Yes, it seems to be true. According to Ken Rosenthal, the Yankees' people really were talking to Carl Pavano's people. It's not clear how strong the Yankees' interest was, or Pavano's; they wouldn't go more than one year, and his agent might simply have been looking for leverage against the Twins. Still ...
- According to one source, the Pavano camp made frequent contract with the Yankees, expressing a desire for the pitcher to return. The Yankees, though, were mindful of Pavano's history with the team and unwilling to forfeit a first-round draft pick by signing him - a sacrifice they later made for free-agent reliever Rafael Soriano.
Yet, the return of Pavano would not have been completely without logic.
[Brian] Cashman defended Pavano throughout the pitcher’s injury-filled tenure with the Yankees. Pavano, who has averaged 210 innings the past two seasons, offered durability that the Yankees currently are lacking.
Still, Pavano’s willingness to rejoin the team was surprising. Fans, media and even teammates criticized him heavily during his time in New York. But he was willing to risk such criticism again.
If I were 8 years old and my heroes were baseball executives rather than baseball players, I would have a Brian Cashman Fathead on my bedroom wall. Cashman was heroic in defending Pavano during his time with the Yankees, and he's heroic for considering bringing Pavano aboard once again. Many general managers, and perhaps most of them, would not have done either thing.
There's something heroic about Pavano, too, isn't there? Pavano was a Yankee for four years, and pitched the grand total of 146 innings. You might have excused him for getting discouraged, even giving up. Maybe he did give up once or twice, and maybe he wasn't as tough as he might have been. Those fans and writers and radio hosts and even teammates probably thought so.
But he didn't give up, ultimately. He finally did get healthy, and just finished pitching 420 innings in two years.

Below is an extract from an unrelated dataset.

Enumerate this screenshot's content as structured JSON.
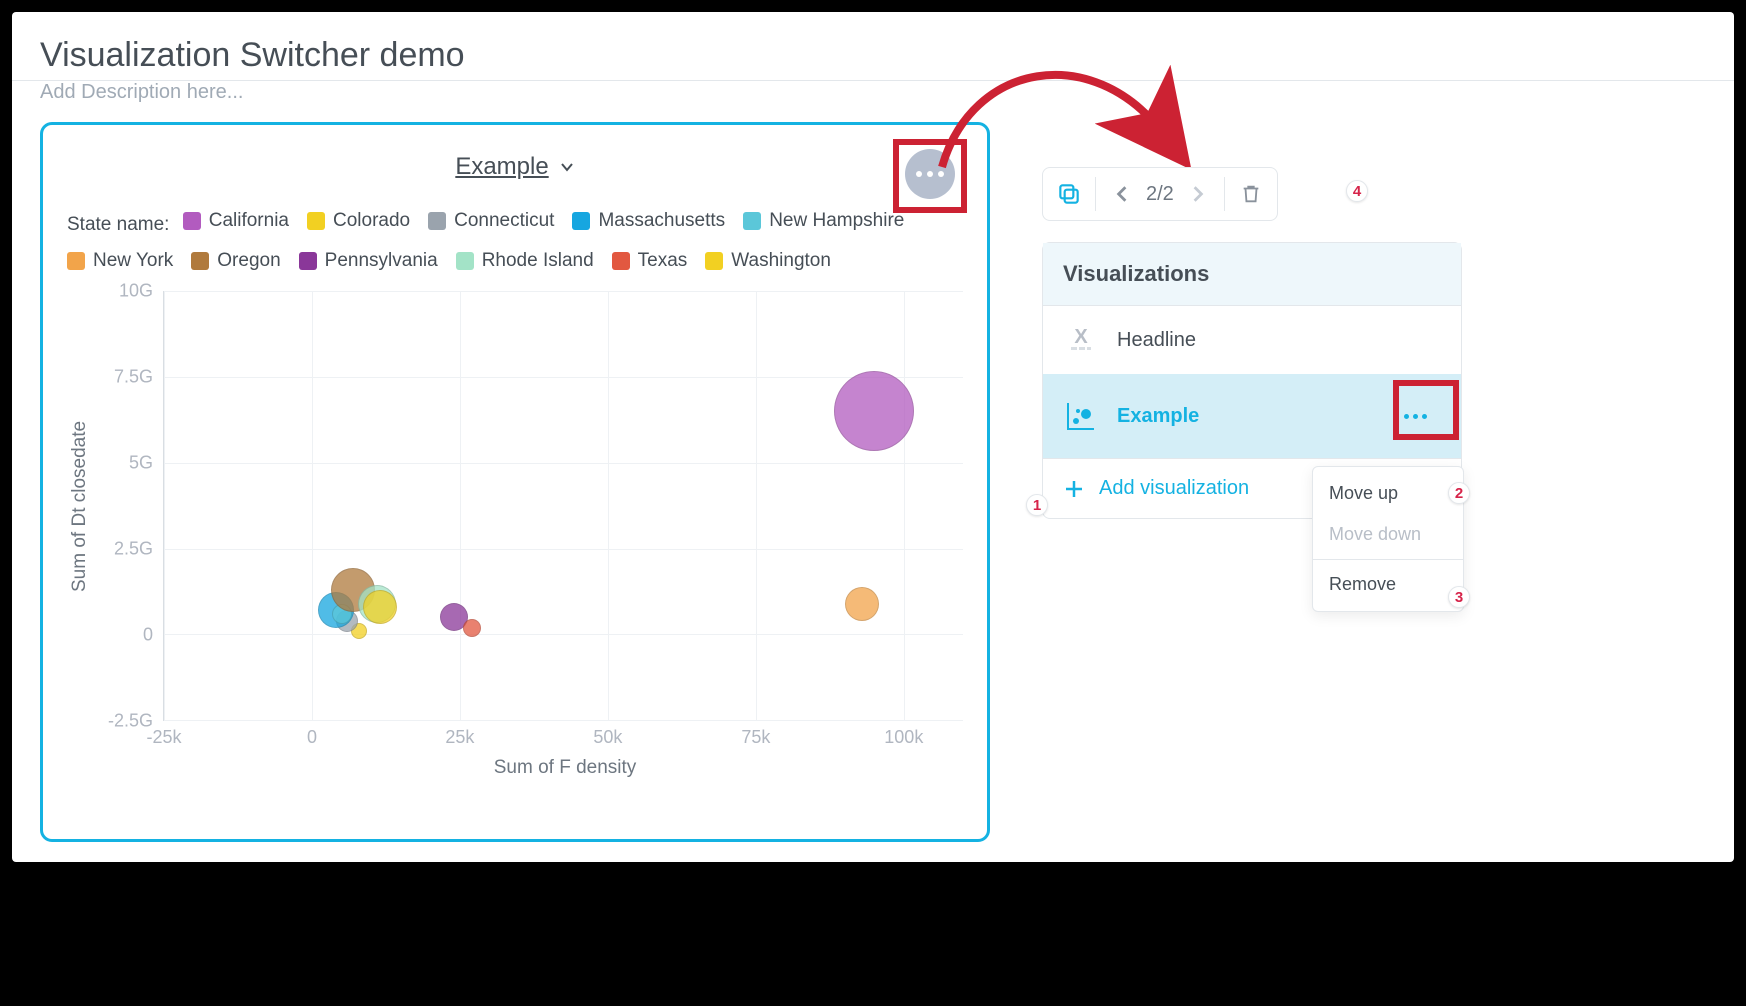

In a playoff game against the Yankees in 2009, he pitched seven fine innings and struck out nine Yankees. Can't handle the pressure? Really?

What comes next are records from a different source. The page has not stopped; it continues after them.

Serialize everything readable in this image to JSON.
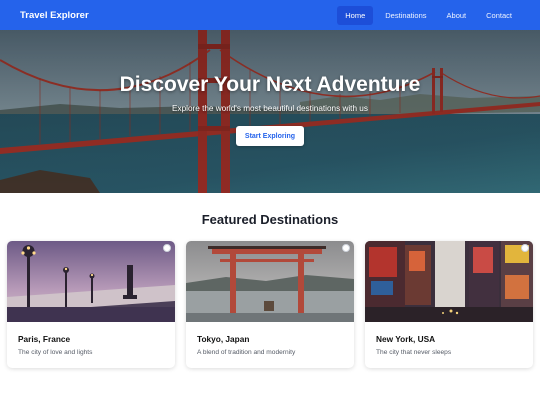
{
  "nav": {
    "brand": "Travel Explorer",
    "links": [
      {
        "label": "Home",
        "active": true
      },
      {
        "label": "Destinations",
        "active": false
      },
      {
        "label": "About",
        "active": false
      },
      {
        "label": "Contact",
        "active": false
      }
    ]
  },
  "hero": {
    "title": "Discover Your Next Adventure",
    "subtitle": "Explore the world's most beautiful destinations with us",
    "cta_label": "Start Exploring"
  },
  "featured": {
    "heading": "Featured Destinations",
    "cards": [
      {
        "title": "Paris, France",
        "description": "The city of love and lights"
      },
      {
        "title": "Tokyo, Japan",
        "description": "A blend of tradition and modernity"
      },
      {
        "title": "New York, USA",
        "description": "The city that never sleeps"
      }
    ]
  },
  "colors": {
    "primary": "#2563eb",
    "primary_dark": "#1d4ed8",
    "background": "#ffffff"
  }
}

Two years ago, Carl Pavano was supposedly a shining example of one thing. Today, he's a shining example of another. I was actually sort of hoping that he'd pitch for the Yankees again, just because it would have been a fantastic story. With two heroes.